TASK DIRECTIONS: Your job is to report every line of the entries that has "JSON".

DATA EXTRACTS:
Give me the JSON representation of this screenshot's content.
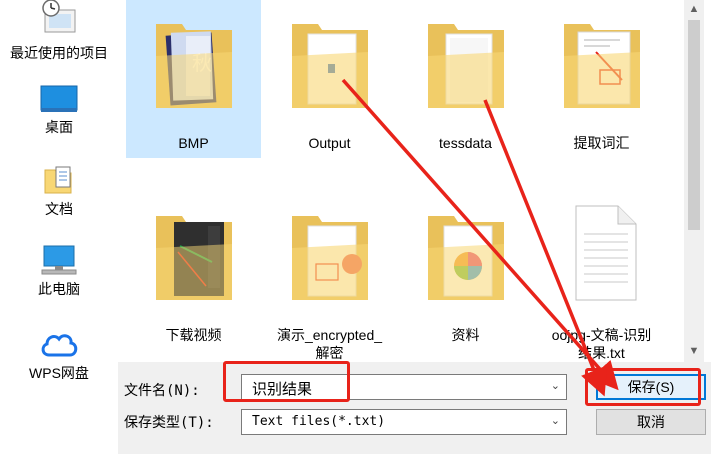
{
  "sidebar": {
    "items": [
      {
        "label": "最近使用的项目",
        "icon": "recent-items-icon"
      },
      {
        "label": "桌面",
        "icon": "desktop-icon"
      },
      {
        "label": "文档",
        "icon": "documents-icon"
      },
      {
        "label": "此电脑",
        "icon": "this-pc-icon"
      },
      {
        "label": "WPS网盘",
        "icon": "wps-cloud-icon"
      }
    ]
  },
  "files": [
    {
      "name": "BMP",
      "type": "folder",
      "selected": true
    },
    {
      "name": "Output",
      "type": "folder"
    },
    {
      "name": "tessdata",
      "type": "folder"
    },
    {
      "name": "提取词汇",
      "type": "folder"
    },
    {
      "name": "下载视频",
      "type": "folder"
    },
    {
      "name": "演示_encrypted_",
      "name_line2": "解密",
      "type": "folder"
    },
    {
      "name": "资料",
      "type": "folder"
    },
    {
      "name": "oojpg-文稿-识别",
      "name_line2": "结果.txt",
      "type": "text-file"
    }
  ],
  "form": {
    "filename_label": "文件名(N):",
    "filename_value": "识别结果",
    "filetype_label": "保存类型(T):",
    "filetype_value": "Text files(*.txt)",
    "save_label": "保存(S)",
    "cancel_label": "取消"
  },
  "colors": {
    "selection": "#cce8ff",
    "annotation_red": "#e8231a",
    "folder_yellow": "#f8d775",
    "default_button_border": "#0078d7"
  }
}
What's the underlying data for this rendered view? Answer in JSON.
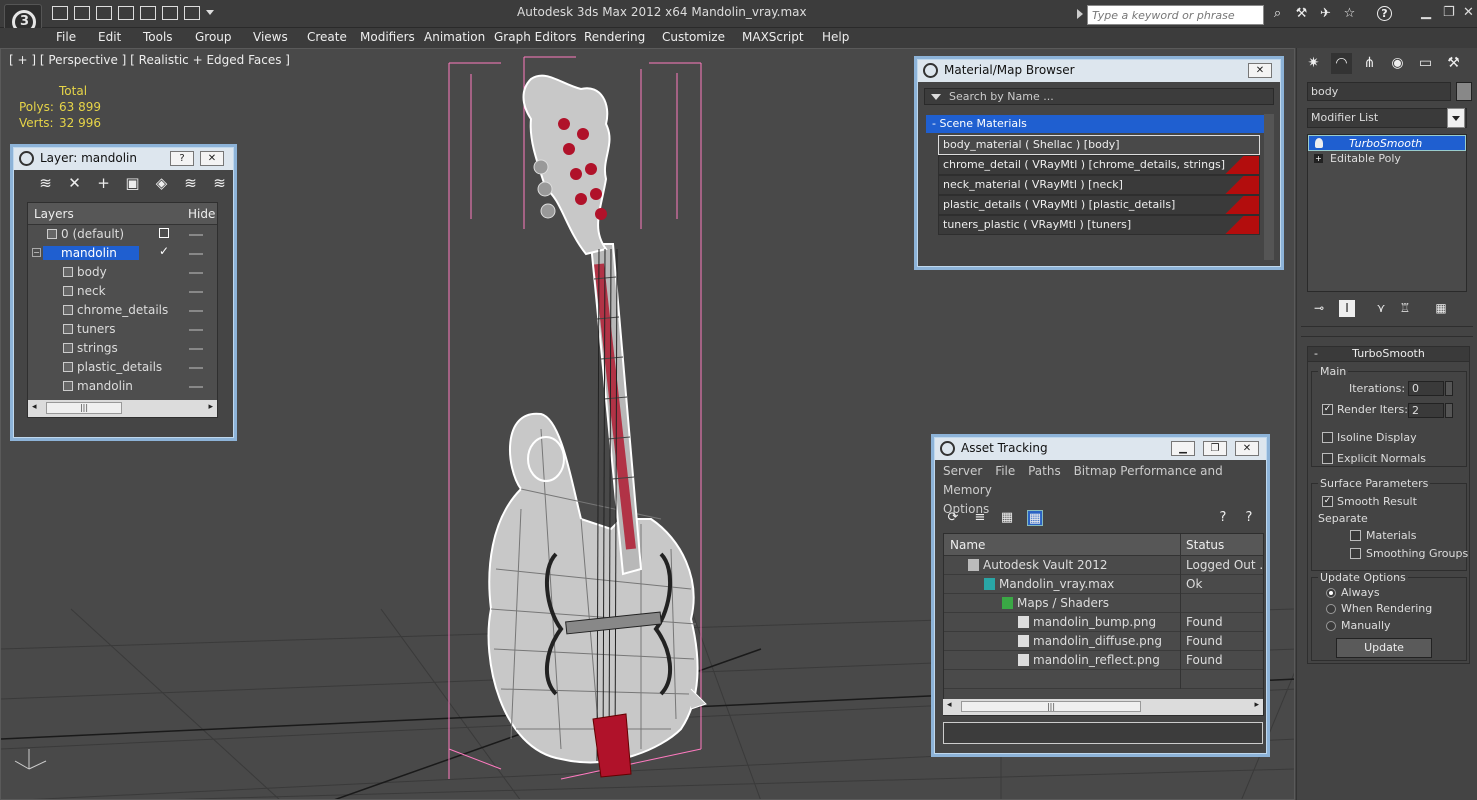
{
  "titlebar": {
    "title": "Autodesk 3ds Max  2012 x64      Mandolin_vray.max",
    "search_placeholder": "Type a keyword or phrase"
  },
  "menu": [
    "File",
    "Edit",
    "Tools",
    "Group",
    "Views",
    "Create",
    "Modifiers",
    "Animation",
    "Graph Editors",
    "Rendering",
    "Customize",
    "MAXScript",
    "Help"
  ],
  "viewport": {
    "label": "[ + ] [ Perspective ] [ Realistic + Edged Faces ]",
    "stats_header": "Total",
    "polys_label": "Polys:",
    "polys_value": "63 899",
    "verts_label": "Verts:",
    "verts_value": "32 996"
  },
  "layer_panel": {
    "title": "Layer: mandolin",
    "help_label": "?",
    "close_label": "✕",
    "col_layers": "Layers",
    "col_hide": "Hide",
    "rows": [
      {
        "name": "0 (default)",
        "level": 1
      },
      {
        "name": "mandolin",
        "level": 1
      },
      {
        "name": "body",
        "level": 2
      },
      {
        "name": "neck",
        "level": 2
      },
      {
        "name": "chrome_details",
        "level": 2
      },
      {
        "name": "tuners",
        "level": 2
      },
      {
        "name": "strings",
        "level": 2
      },
      {
        "name": "plastic_details",
        "level": 2
      },
      {
        "name": "mandolin",
        "level": 2
      }
    ]
  },
  "material_browser": {
    "title": "Material/Map Browser",
    "close_label": "✕",
    "search_placeholder": "Search by Name ...",
    "group": "-  Scene Materials",
    "materials": [
      "body_material  ( Shellac )  [body]",
      "chrome_detail  ( VRayMtl )  [chrome_details, strings]",
      "neck_material  ( VRayMtl )  [neck]",
      "plastic_details  ( VRayMtl )  [plastic_details]",
      "tuners_plastic  ( VRayMtl )  [tuners]"
    ],
    "swatch_color": "#b30d0d"
  },
  "asset_tracking": {
    "title": "Asset Tracking",
    "menu": [
      "Server",
      "File",
      "Paths",
      "Bitmap Performance and Memory",
      "Options"
    ],
    "col_name": "Name",
    "col_status": "Status",
    "rows": [
      {
        "name": "Autodesk Vault 2012",
        "status": "Logged Out ...",
        "indent": 1
      },
      {
        "name": "Mandolin_vray.max",
        "status": "Ok",
        "indent": 2
      },
      {
        "name": "Maps / Shaders",
        "status": "",
        "indent": 3
      },
      {
        "name": "mandolin_bump.png",
        "status": "Found",
        "indent": 4
      },
      {
        "name": "mandolin_diffuse.png",
        "status": "Found",
        "indent": 4
      },
      {
        "name": "mandolin_reflect.png",
        "status": "Found",
        "indent": 4
      }
    ]
  },
  "command_panel": {
    "object_name": "body",
    "modifier_list": "Modifier List",
    "stack": [
      "TurboSmooth",
      "Editable Poly"
    ],
    "rollout_title": "TurboSmooth",
    "main_label": "Main",
    "iterations_label": "Iterations:",
    "iterations_value": "0",
    "render_iters_label": "Render Iters:",
    "render_iters_value": "2",
    "isoline_label": "Isoline Display",
    "explicit_normals_label": "Explicit Normals",
    "surface_label": "Surface Parameters",
    "smooth_result_label": "Smooth Result",
    "separate_label": "Separate",
    "materials_label": "Materials",
    "smoothing_groups_label": "Smoothing Groups",
    "update_options_label": "Update Options",
    "always_label": "Always",
    "when_rendering_label": "When Rendering",
    "manually_label": "Manually",
    "update_button": "Update"
  },
  "colors": {
    "selection": "#1f5fd0",
    "wire": "#ffffff",
    "accent_wire": "#b0122a",
    "bbox": "#ff7ac0"
  }
}
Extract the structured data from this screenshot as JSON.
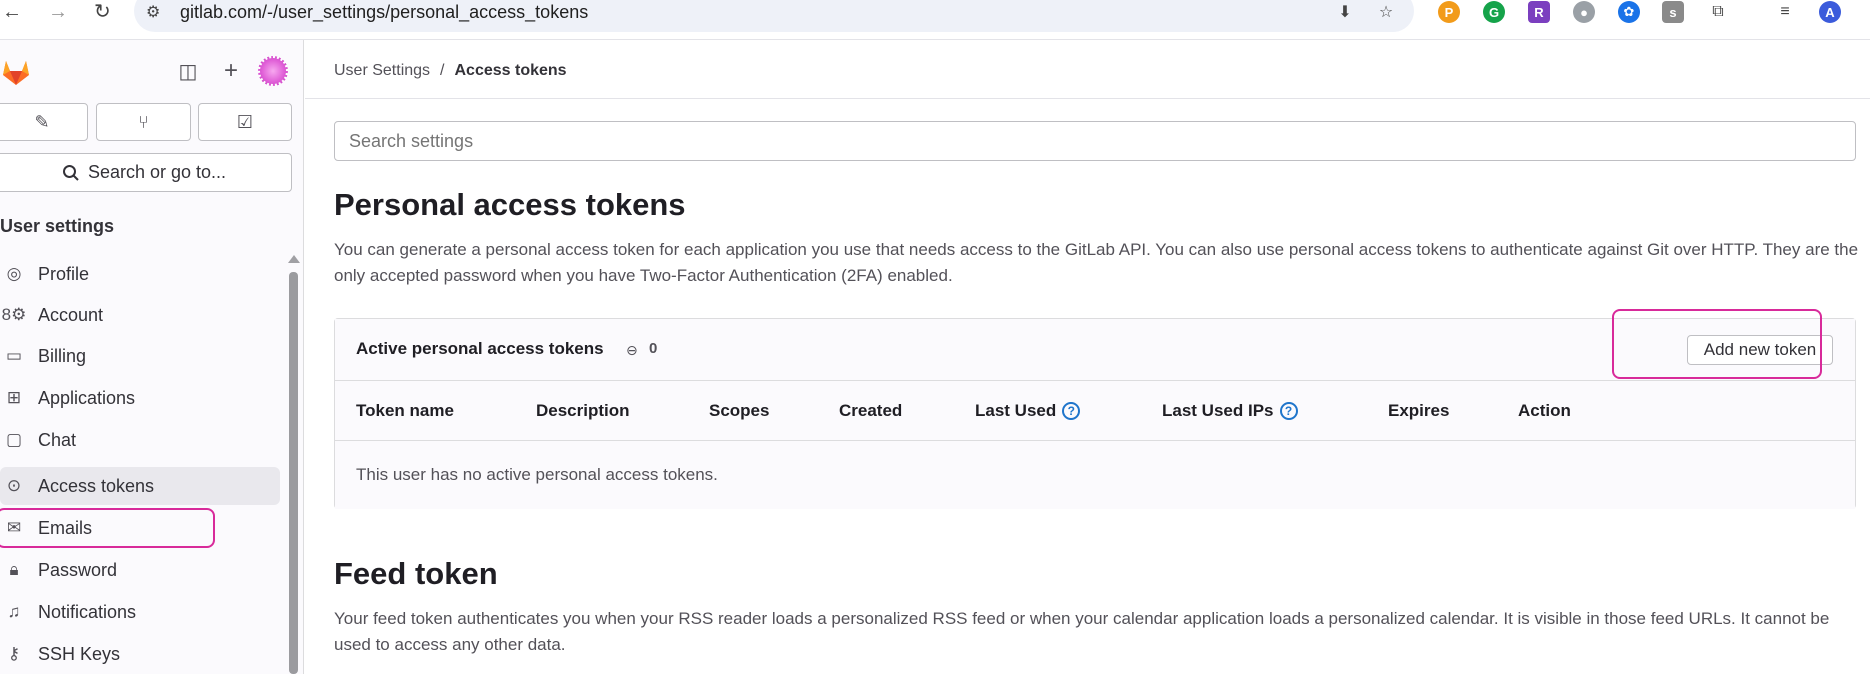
{
  "browser": {
    "url": "gitlab.com/-/user_settings/personal_access_tokens"
  },
  "sidebar": {
    "search_label": "Search or go to...",
    "section_title": "User settings",
    "items": [
      {
        "label": "Profile",
        "icon": "profile-icon"
      },
      {
        "label": "Account",
        "icon": "account-icon"
      },
      {
        "label": "Billing",
        "icon": "billing-icon"
      },
      {
        "label": "Applications",
        "icon": "applications-icon"
      },
      {
        "label": "Chat",
        "icon": "chat-icon"
      },
      {
        "label": "Access tokens",
        "icon": "token-icon",
        "active": true
      },
      {
        "label": "Emails",
        "icon": "mail-icon"
      },
      {
        "label": "Password",
        "icon": "lock-icon"
      },
      {
        "label": "Notifications",
        "icon": "bell-icon"
      },
      {
        "label": "SSH Keys",
        "icon": "key-icon"
      }
    ]
  },
  "breadcrumb": {
    "parent": "User Settings",
    "separator": "/",
    "current": "Access tokens"
  },
  "search": {
    "placeholder": "Search settings"
  },
  "pat_section": {
    "title": "Personal access tokens",
    "description": "You can generate a personal access token for each application you use that needs access to the GitLab API. You can also use personal access tokens to authenticate against Git over HTTP. They are the only accepted password when you have Two-Factor Authentication (2FA) enabled."
  },
  "token_card": {
    "title": "Active personal access tokens",
    "count": "0",
    "add_button": "Add new token",
    "columns": [
      "Token name",
      "Description",
      "Scopes",
      "Created",
      "Last Used",
      "Last Used IPs",
      "Expires",
      "Action"
    ],
    "empty_text": "This user has no active personal access tokens."
  },
  "feed_section": {
    "title": "Feed token",
    "description": "Your feed token authenticates you when your RSS reader loads a personalized RSS feed or when your calendar application loads a personalized calendar. It is visible in those feed URLs. It cannot be used to access any other data."
  },
  "colors": {
    "highlight": "#d82a9a",
    "link_blue": "#1f75cb",
    "active_bg": "#e9e8ed"
  }
}
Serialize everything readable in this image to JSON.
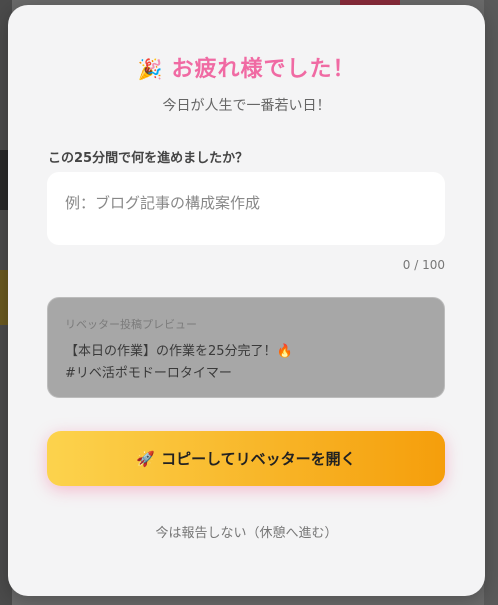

EXPECTED OUTPUT:
Give me the JSON representation of this screenshot's content.
What's the underlying data for this rendered view? Answer in JSON.
Extract the structured data from this screenshot as JSON.
Serialize everything readable in this image to JSON.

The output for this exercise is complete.